◆ Exercise description ◆
In every line of the records, look for "全国零售业创新发展大会在北京召开", then report how many lines have it and nothing else.

┏━━

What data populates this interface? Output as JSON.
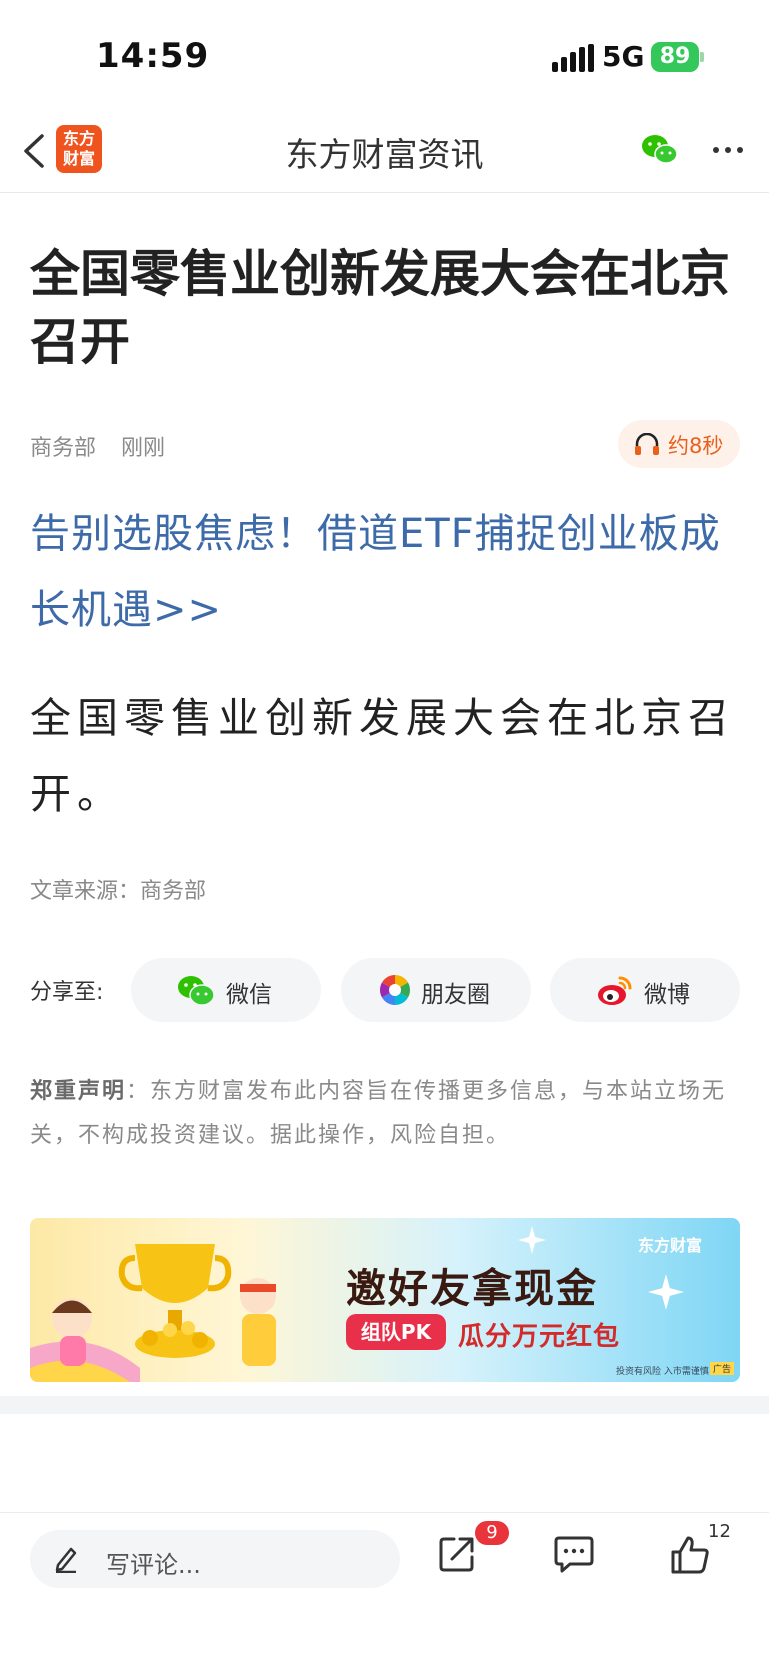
{
  "status_bar": {
    "time": "14:59",
    "network": "5G",
    "battery": "89"
  },
  "nav": {
    "logo_line1": "东方",
    "logo_line2": "财富",
    "title": "东方财富资讯"
  },
  "article": {
    "title": "全国零售业创新发展大会在北京召开",
    "source": "商务部",
    "time": "刚刚",
    "listen_duration": "约8秒",
    "promo_link": "告别选股焦虑！借道ETF捕捉创业板成长机遇>>",
    "body": "全国零售业创新发展大会在北京召开。",
    "source_line": "文章来源：商务部"
  },
  "share": {
    "label": "分享至:",
    "options": [
      "微信",
      "朋友圈",
      "微博"
    ]
  },
  "disclaimer": {
    "label": "郑重声明",
    "text": "：东方财富发布此内容旨在传播更多信息，与本站立场无关，不构成投资建议。据此操作，风险自担。"
  },
  "banner": {
    "brand": "东方财富",
    "headline": "邀好友拿现金",
    "tag": "组队PK",
    "subline": "瓜分万元红包",
    "risk": "投资有风险 入市需谨慎",
    "ad_label": "广告"
  },
  "bottom_bar": {
    "comment_placeholder": "写评论...",
    "share_count": "9",
    "like_count": "12"
  }
}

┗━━

◆ Task output ◆
2